Of course, one’s fascination with JFK and the assassination gets ratcheted up a few levels after visiting the exhibition on the sixth floor. And the excellent gift shop/bookstore located on the museum’s street level helps foster that interest even further. It sells an excellent selection of books and publications that deal with Kennedy’s life, presidency and legacy (including such best selling titles as Arthur Schlesinger’s “A Thousand Days”, Theodore Sorenson’s 1965 biography “Kennedy” and JFK’s Pulitzer Prize-winning book “Profiles in Courage”). There’s also a wide selection of books that deal primarily with the assassination, the conspiracy theories and about the museum itself (I chose its excellent illustrated guide book and the story behind the making of the Sixth Floor Museum called “Assassination and Commemoration”, which will be the subject of a future Book Banter review). There are also complete reproductions of several American newspapers from November 23, 1963, and the usual assortment of souvenirs and collectables relating to JFK (including a full-scale reproduction of his famous rocking chair, which can be purchased for about $400).

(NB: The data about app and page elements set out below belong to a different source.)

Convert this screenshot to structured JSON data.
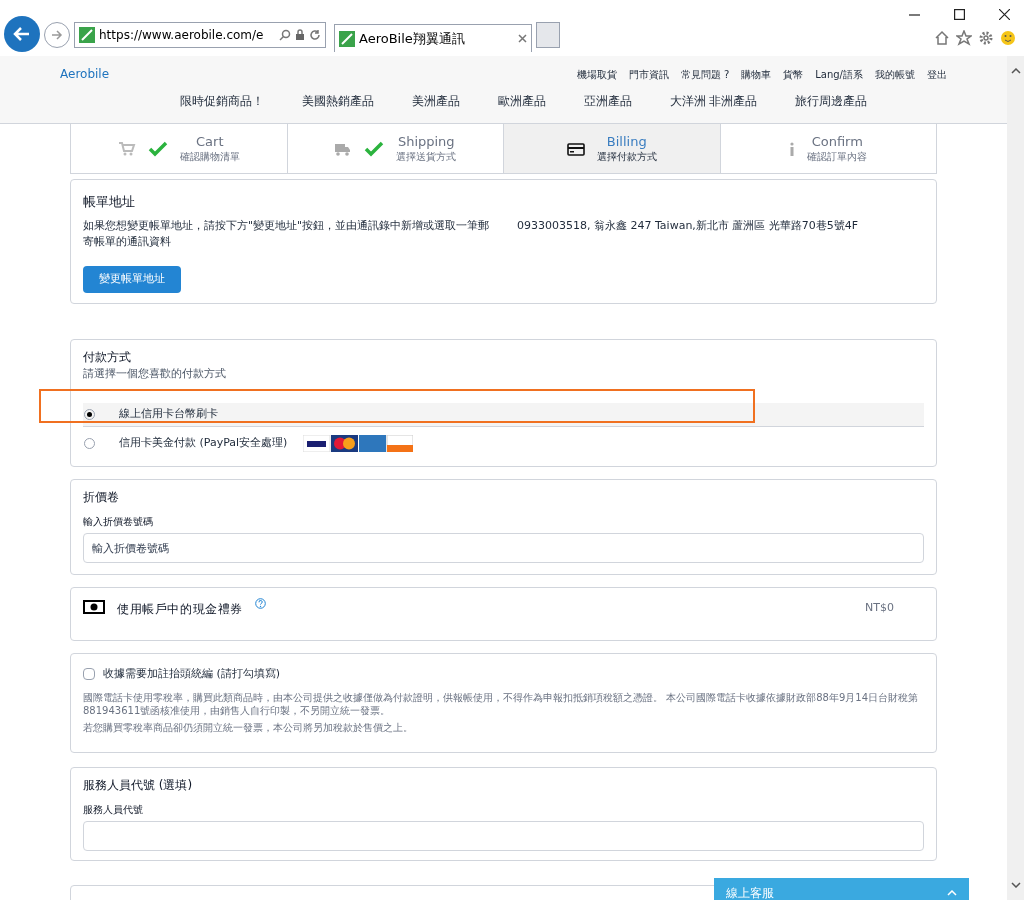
{
  "browser": {
    "url": "https://www.aerobile.com/e",
    "tab_title": "AeroBile翔翼通訊"
  },
  "header": {
    "logo": "Aerobile",
    "top_links": [
      "機場取貨",
      "門市資訊",
      "常見問題 ?",
      "購物車",
      "貨幣",
      "Lang/語系",
      "我的帳號",
      "登出"
    ],
    "nav": [
      "限時促銷商品！",
      "美國熱銷產品",
      "美洲產品",
      "歐洲產品",
      "亞洲產品",
      "大洋洲 非洲產品",
      "旅行周邊產品"
    ]
  },
  "steps": [
    {
      "kind": "cart",
      "title": "Cart",
      "subtitle": "確認購物清單",
      "done": true,
      "selected": false
    },
    {
      "kind": "shipping",
      "title": "Shipping",
      "subtitle": "選擇送貨方式",
      "done": true,
      "selected": false
    },
    {
      "kind": "billing",
      "title": "Billing",
      "subtitle": "選擇付款方式",
      "done": false,
      "selected": true
    },
    {
      "kind": "confirm",
      "title": "Confirm",
      "subtitle": "確認訂單內容",
      "done": false,
      "selected": false
    }
  ],
  "billing_address": {
    "title": "帳單地址",
    "note": "如果您想變更帳單地址，請按下方\"變更地址\"按鈕，並由通訊錄中新增或選取一筆郵寄帳單的通訊資料",
    "address": "0933003518, 翁永鑫 247 Taiwan,新北市 蘆洲區 光華路70巷5號4F",
    "button": "變更帳單地址"
  },
  "payment": {
    "title": "付款方式",
    "subtitle": "請選擇一個您喜歡的付款方式",
    "options": [
      {
        "label": "線上信用卡台幣刷卡",
        "selected": true,
        "highlighted": true,
        "cards": false
      },
      {
        "label": "信用卡美金付款 (PayPal安全處理)",
        "selected": false,
        "highlighted": false,
        "cards": true
      }
    ]
  },
  "coupon": {
    "title": "折價卷",
    "label": "輸入折價卷號碼",
    "placeholder": "輸入折價卷號碼"
  },
  "gift_voucher": {
    "title": "使用帳戶中的現金禮券",
    "amount": "NT$0"
  },
  "receipt": {
    "label": "收據需要加註抬頭統編 (請打勾填寫)",
    "checked": false,
    "notes": [
      "國際電話卡使用零稅率，購買此類商品時，由本公司提供之收據僅做為付款證明，供報帳使用，不得作為申報扣抵銷項稅額之憑證。 本公司國際電話卡收據依據財政部88年9月14日台財稅第881943611號函核准使用，由銷售人自行印製，不另開立統一發票。",
      "若您購買零稅率商品卻仍須開立統一發票，本公司將另加稅款於售價之上。"
    ]
  },
  "staff_code": {
    "title": "服務人員代號 (選填)",
    "label": "服務人員代號"
  },
  "chat": {
    "label": "線上客服"
  }
}
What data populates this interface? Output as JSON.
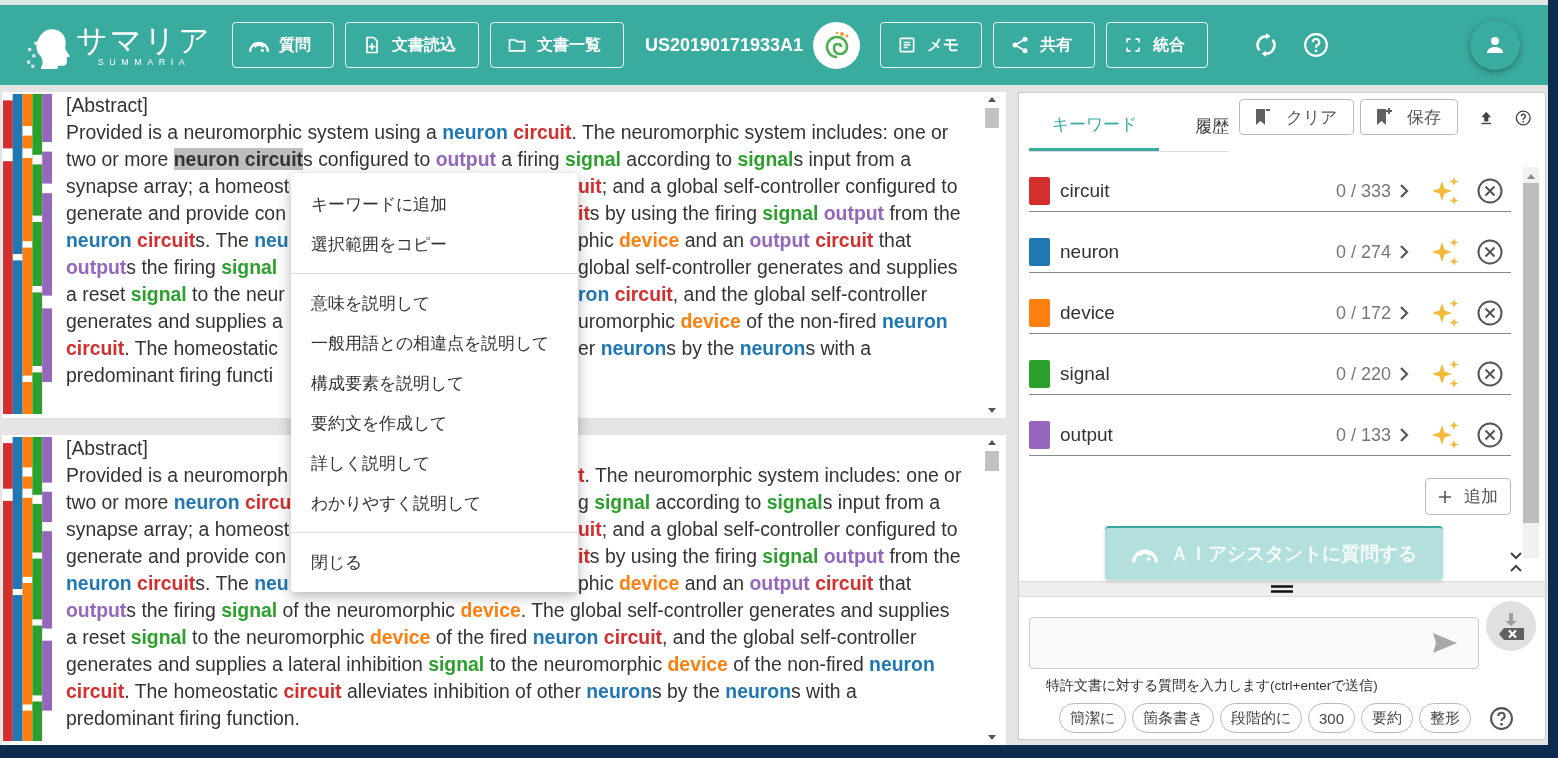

Also, here is a something to take note of when you visit Dealey Plaza. Throughout the area, there are several roaming vendors who are willing to give you a quick lesson on the conspiracy theories surrounding the assassination. And if you’re convinced (or not), they sell copies of a privately-published illustrated historical journal ($5 each) that expands upon those theories, as well as a companion DVD. Being the tourist (and history buff) that I am, I decided to purchase the journal, which I added to my JFK library.
Visiting the Dealy Plaza area and the Sixth Floor Museum is an unforgettable, once-in-a-lifetime experience which is almost like walking on historical hallowed ground. As you immerse yourself in this nationally recognized historical landmark, you get a mixed feeling of awe and sadness at how this somewhat tranquil part of Dallas set the stage for the turmoil that was to mark the rest of the 60s which forever burned in the conscience of the Baby Boomer generation and subsequent generations around the world. And it all happened with only three shots in six seconds on a sunny Friday afternoon in late November of 1963.
For more information about the Sixth Floor Museum at Dealey Plaza, go to their website at www.jfk.org.